Vancouver Art Deco

Forbidden Vancouver showcases and celebrates Vancouver's most awe-inspiring art deco buildings. Art deco was an architectural style popularized in the roaring twenties that continued through the 1930s and 1940s. It was characterized by rich colours, bold geometric shapes and lavish ornamentation. #Vancouver #ArtDeco #Architecture #1920s
11 Pins122 Followers
The Hollywood Theatre on Kitsilano’s Broadway was built in 1935, at the height of the Great Depression. Very little else was built in the city that year. Designed by Harold Cullerne, the Hollywood is a streamlined concrete Art Deco theatre notable for hieroglyphic decorations on its roof-line, a ticket booth decorated in black and gold tile and colourful neon signage. Before its closure 2011, the Hollywood was the oldest family-owned and operated cinema in Canada. (Photo courtesy of Angus…

The Hollywood Theatre on Kitsilano’s Broadway was built in 1935, at the height of the Great Depression. Very little else was built in the city that year. Designed by Harold Cullerne, the Hollywood is a streamlined concrete Art Deco theatre notable for hieroglyphic decorations on its roof-line, a ticket booth decorated in black and gold tile and colourful neon signage. Before its closure 2011, the Hollywood was the oldest family-owned and operated cinema in Canada. (Photo courtesy of Angus…

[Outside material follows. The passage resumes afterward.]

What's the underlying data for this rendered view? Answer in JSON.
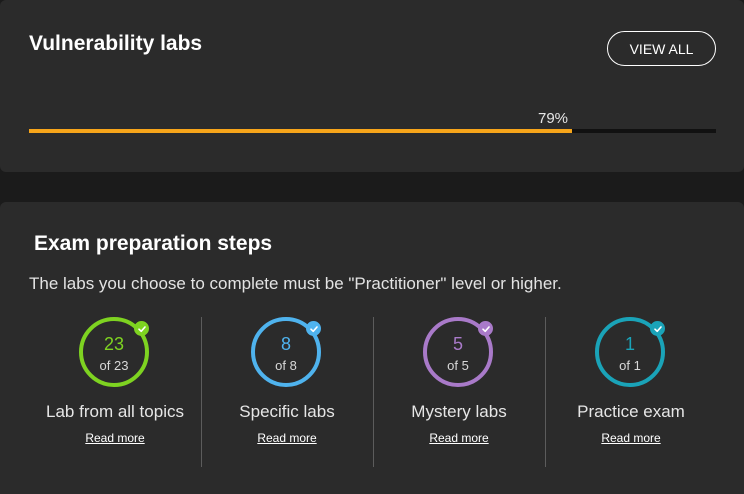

The Marine Building is one of Downtown Vancouver's art deco gems. Built in 1929, the Marine Building opened in 1930. It was the tallest building in the city for nearly a decade. (Photo by Leonard Frank, via Vancouver Archives)

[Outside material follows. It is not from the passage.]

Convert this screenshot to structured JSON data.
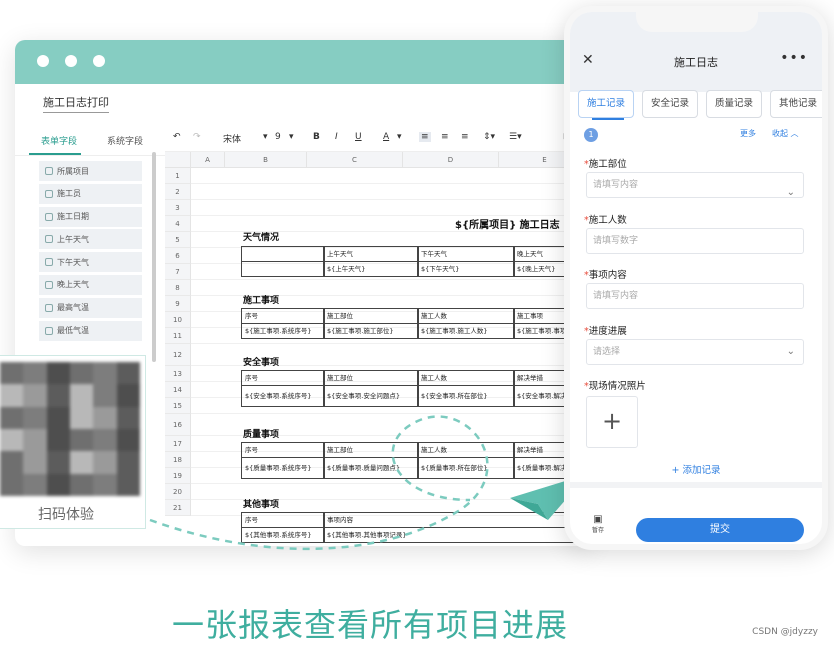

The Marine Building is one of Downtown Vancouver's art deco gems. Built in the Marine Building opened in It was the tallest building in the city for nearly a decade. (Photo by Leonard Frank, via Vancouver Archives)

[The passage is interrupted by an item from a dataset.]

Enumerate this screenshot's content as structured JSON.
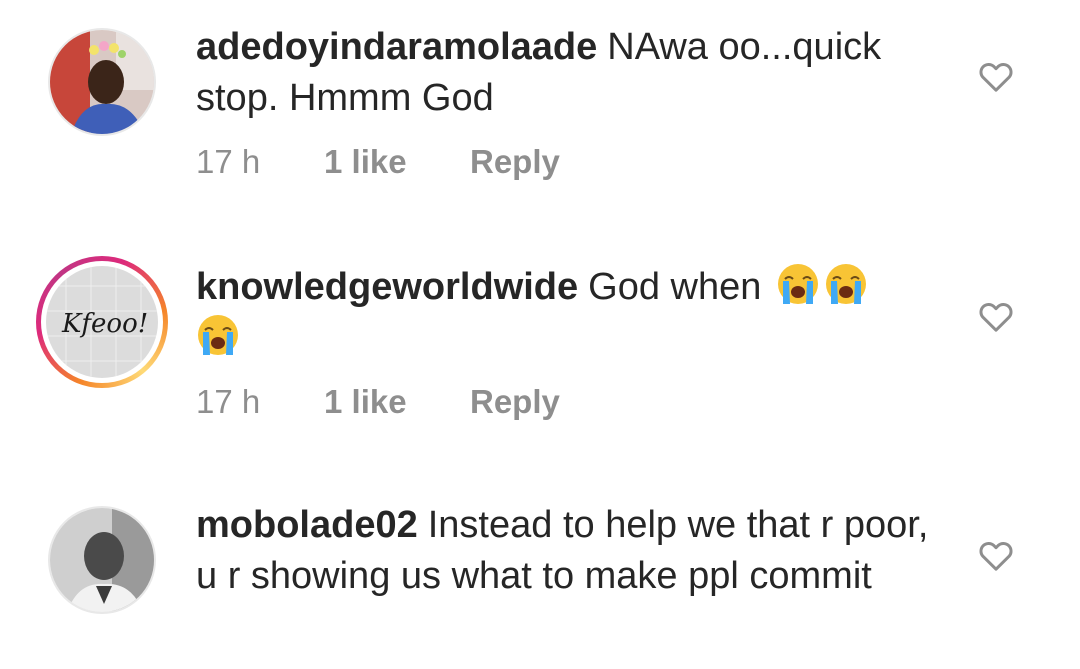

The Stanley Theatre is an Art Deco beauty on South Granville Street. Originally opened in 1931 as a cinema and vaudeville venue, today The Stanley hosts productions by the Arts Club Theatre Company.

The Stanley Theatre is an Art Deco beauty on South Granville Street. Originally opened in 1931 as a cinema and vaudeville venue, today The Stanley hosts productions by the Arts Club Theatre Company.

Built by brewer, rum-runner and bon vivant George C. Reifel in 1930, the Commodore Ballroom is an iconic Vancouver venue. A great example of early Art Deco, the Commodore boasts ornate brickwork, terra cotta decoration and miniature minarets. Its cornice is reminiscent of ancient Islamic architecture found in southern Spain and the Middle East. (Photo: 1950, via Vancouver Public Library)

Art Deco Vancouver - the Commodore boasts ornate brickwork, terra cotta decorations and miniature minarates.

CIty Hall is of the great art deco buildings in Vancouver. Built in 1935, it was, in part, a make-work project during the Great Depression, similar to the Lions Gate Bridge. It was built in a remarkable 330 days at the cost of $1 million. (Photo: 1937, via Vancouver Archives)

Vancouver Art Deco buildings: Vancouver was home to many beautiful structures that typified the Art Deco architectural period.

Gotham Steakhouse is a miniature Art Deco gem built in 1933. At the time of its construction, the city was in the depths of the Great Depression. Little else was built that year. According to architect Max Downing, the cornice is intended to resemble a waterfall. Today the building is occupied by Gotham Steakhouse, who have added to the building’s Art Deco aesthetic with time-period relevant illustrations of vaudeville star Josephine Baker on the windows. (Photo by Will Woods)

Vancouver Art Deco buildings: Vancouver was home to many beautiful structures that typified the Art Deco architectural period.

"A Symphony of Steel and Concrete" ran one headline when the Burrard Bridge was opened by mayor L.D. Taylor in 1932. The bridge is a beautiful example of art deco architecture. (Photo: Bridge Opening, July 1, 1939, via Vancouver Archives)

"A Symphony of Steel and Concrete" ran one headline when the Burrard Bridge was opened by mayor L. Taylor in The bridge is a beautiful example of art deco architecture. (Photo: Bridge Opening, July via Vancouver Archives)

The Power Block is located near the intersection of Granville and Robson streets. The Power Block’s main building was originally a saloon, built in 1888; an Art Deco façade was added to the structure in 1929. The façade is an excellent example of early Art Deco, rich in ancient Egyptian details. (Photo courtesy Vancouver Heritage Society Flickr)

Vancouver Art Deco buildings: Vancouver was home to many beautiful structures that typified the Art Deco architectural period.

Constructed in 1929, the Georgia Medical Dental building  was 15 stories high and adorned with statues of gargoyles and First World War nurses. It was demolished in 1989 under the auspices of being too expensive to bring up to code. Cathedral Place, the structure that currently occupies the site, has replicas of the original building’s statues. Map indicates building's former location. (Photo: 1940s, via Vancouver Archives)

900 block West Georgia Street, Northside, taken from the driveway of the second Hotel Vancouver. From left to right: Georgia Medical-Dental Building, Devonshire Hotel, and Hotel Georgia. Source: City of Vancouver Archives

Pinterest
Search